Speaking on International Day of Women and Girls in Science today (11 Feb), School Standards Minister Nick Gibb calls to challenge girls’ misconceptions of science, technology, engineering and mathematics (STEM) subjects.
Research into the attitudes of male and female students aged 15 to 16 towards STEM subjects.
This research brief examines young people’s attitudes towards STEM subjects when they were age 15/16 in Key Stage 4 (KS4). It is based on data from the third wave of the second Longitudinal Study of Young People in England (LSYPE2).
In 2015, 10,010 young people in Year 11 were interviewed for LSYPE2. This was an important year for the young people, with the vast majority sitting their GCSEs.
Here, their responses to a range of questions about STEM subjects are reported.
The subjects that have been classified as ‘STEM’ in this brief are mathematics, science and IT/technology.
Engineering was also included when looking at which A level subjects pupils were planning to study.
There were significant gendered differences in attitudes towards STEM and non-STEM subjects among KS4 pupils:
- Proportionately, female pupils were less likely to rank a STEM-related subject first for enjoyment: 32% compared to 59% of males.
- Females were also less likely to consider themselves to be best at a STEM subject: 33% compared to 60% of males.
- When asked about which subjects were most likely to lead to a future job, 69% of male pupils named a STEM subject compared to 51% of females.
- More males (36%) than females (23%) felt that mathematics was most likely to lead to a job in the future; the most common answer for females was English.
- Like male pupils, the majority of females thought that STEM subjects were most likely to lead to higher paid jobs (77% compared to 81%).
- Science was thought to yield the highest salary by both genders: 31% of males, 39% of females.
- Males were more likely to plan to take a STEM subject at A level, with the exception of biology: 26% of males compared to 34% of females.
- The largest difference in planned take-up of a STEM subjects at A level was for physics (30% male, 8% female) and IT (16% compared to 3%).
Ref: ISBN 978-1-78105-997-5, DFE-RB891PDF, 528KB, 15 pages
This research looks at the different attitudes of male and female students in key stage 4, when thinking about STEM subjects.
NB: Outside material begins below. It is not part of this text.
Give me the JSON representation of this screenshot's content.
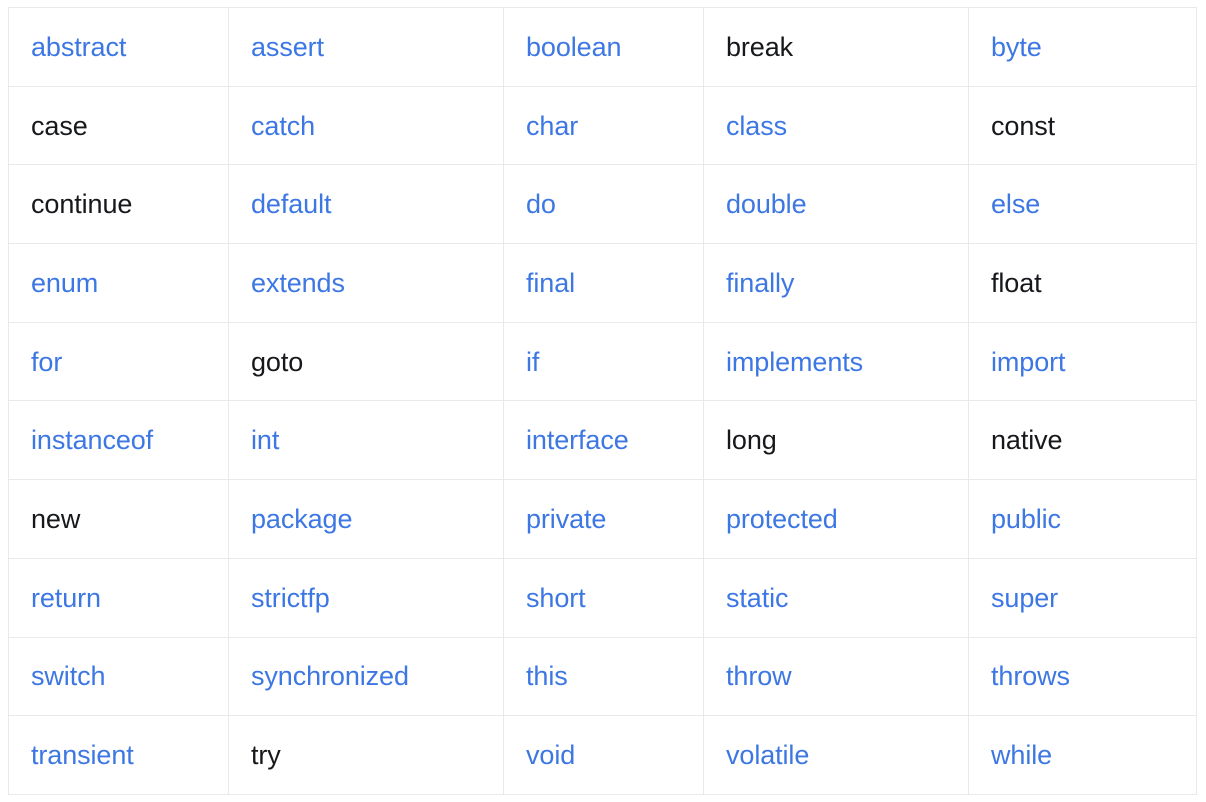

It examines which subjects they thought were:
- most enjoyable
- the students’ best subject
- most likely to lead to a job
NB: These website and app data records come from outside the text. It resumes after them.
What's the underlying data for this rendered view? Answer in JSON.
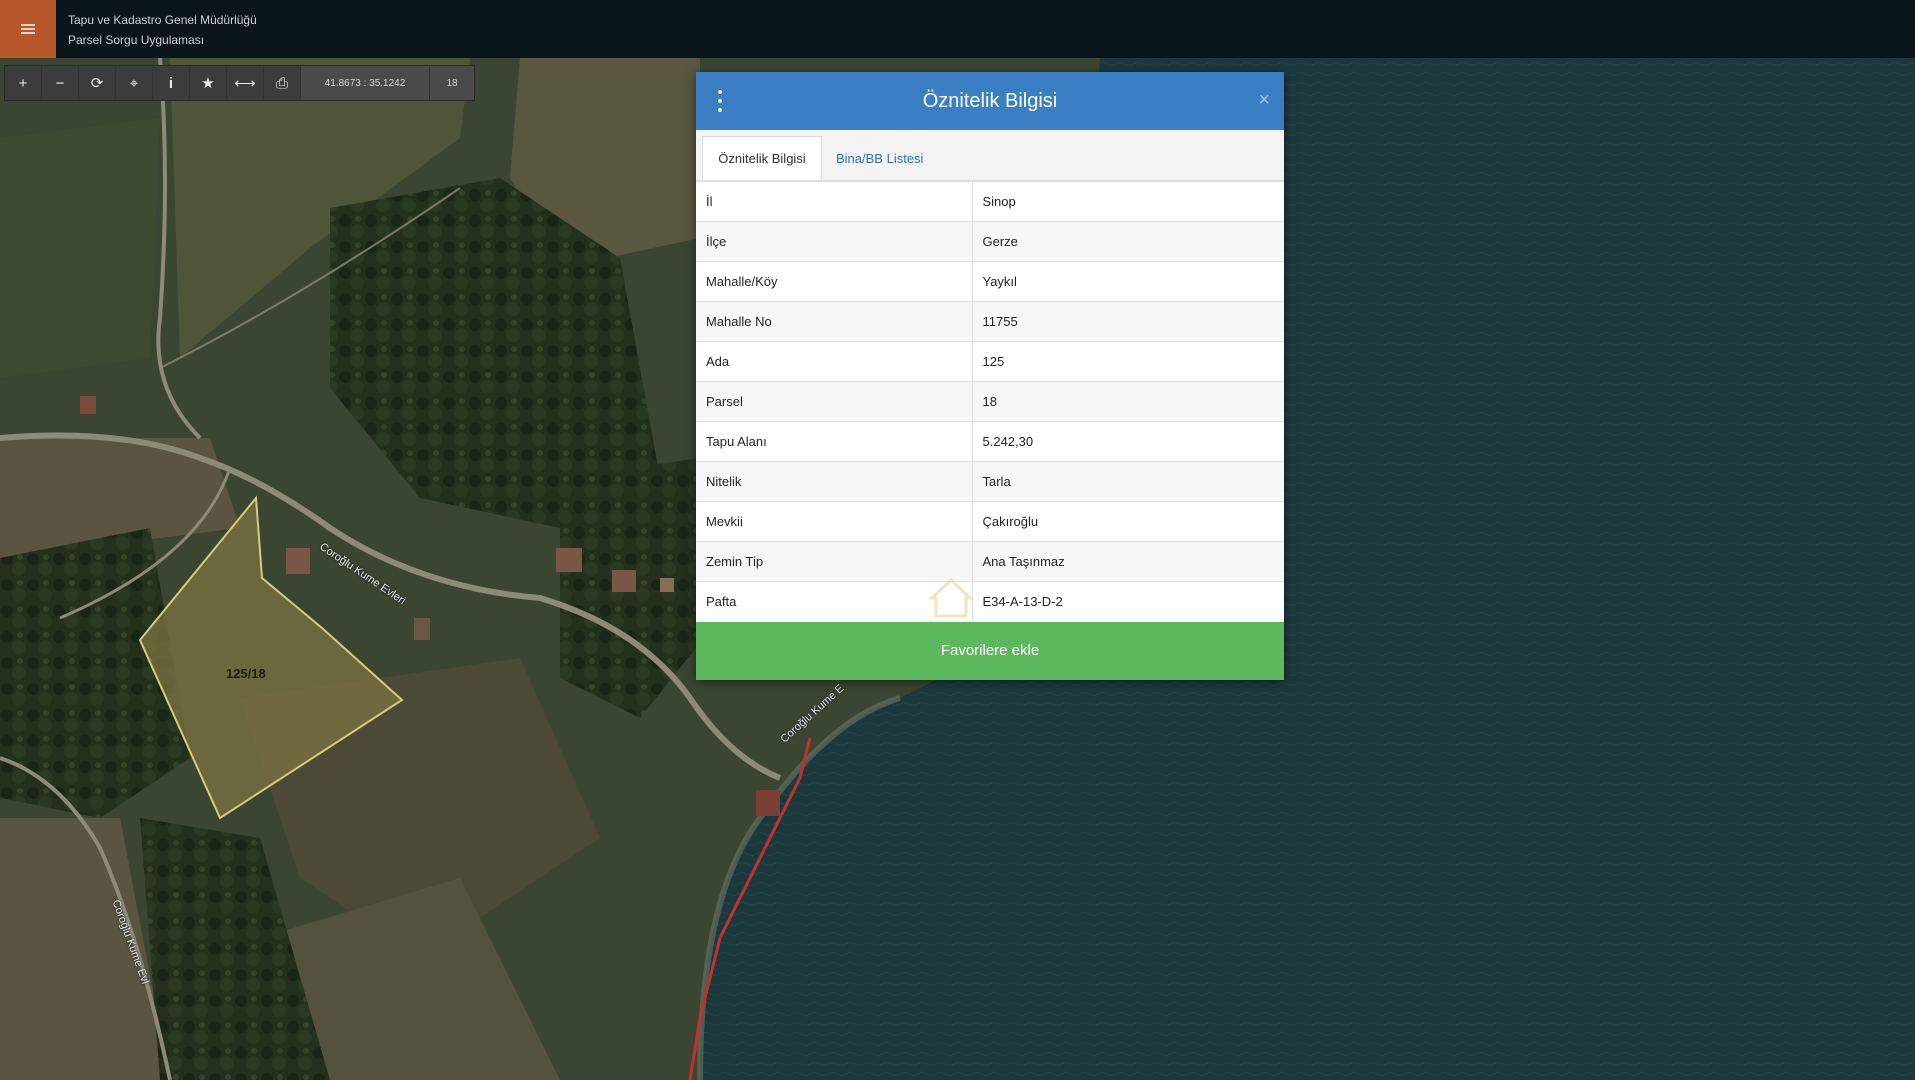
{
  "header": {
    "org_name": "Tapu ve Kadastro Genel Müdürlüğü",
    "app_name": "Parsel Sorgu Uygulaması",
    "accent_color": "#b8562b"
  },
  "toolbar": {
    "tools": [
      {
        "name": "zoom-in-icon",
        "glyph": "+"
      },
      {
        "name": "zoom-out-icon",
        "glyph": "−"
      },
      {
        "name": "refresh-icon",
        "glyph": "⟳"
      },
      {
        "name": "locate-icon",
        "glyph": "⌖"
      },
      {
        "name": "info-icon",
        "glyph": "i"
      },
      {
        "name": "star-icon",
        "glyph": "★"
      },
      {
        "name": "measure-icon",
        "glyph": "⟷"
      },
      {
        "name": "print-icon",
        "glyph": "⎙"
      }
    ],
    "coordinates": "41.8673 : 35.1242",
    "zoom_level": "18"
  },
  "map": {
    "parcel_label": "125/18",
    "road_labels": [
      "Coroğlu Kume Evleri",
      "Coroğlu Kume E",
      "Coroğlu Kume Evl"
    ]
  },
  "dialog": {
    "title": "Öznitelik Bilgisi",
    "header_color": "#3a7fc3",
    "tabs": [
      {
        "label": "Öznitelik Bilgisi",
        "active": true
      },
      {
        "label": "Bina/BB Listesi",
        "active": false
      }
    ],
    "rows": [
      {
        "key": "İl",
        "value": "Sinop"
      },
      {
        "key": "İlçe",
        "value": "Gerze"
      },
      {
        "key": "Mahalle/Köy",
        "value": "Yaykıl"
      },
      {
        "key": "Mahalle No",
        "value": "11755"
      },
      {
        "key": "Ada",
        "value": "125"
      },
      {
        "key": "Parsel",
        "value": "18"
      },
      {
        "key": "Tapu Alanı",
        "value": "5.242,30"
      },
      {
        "key": "Nitelik",
        "value": "Tarla"
      },
      {
        "key": "Mevkii",
        "value": "Çakıroğlu"
      },
      {
        "key": "Zemin Tip",
        "value": "Ana Taşınmaz"
      },
      {
        "key": "Pafta",
        "value": "E34-A-13-D-2"
      }
    ],
    "favorite_button": "Favorilere ekle",
    "favorite_color": "#5cb85c"
  }
}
- most likely to lead to the highest salaries
- taken up at A level
It is based on data from the second Longitudinal Study of Young People in England (LSYPE2).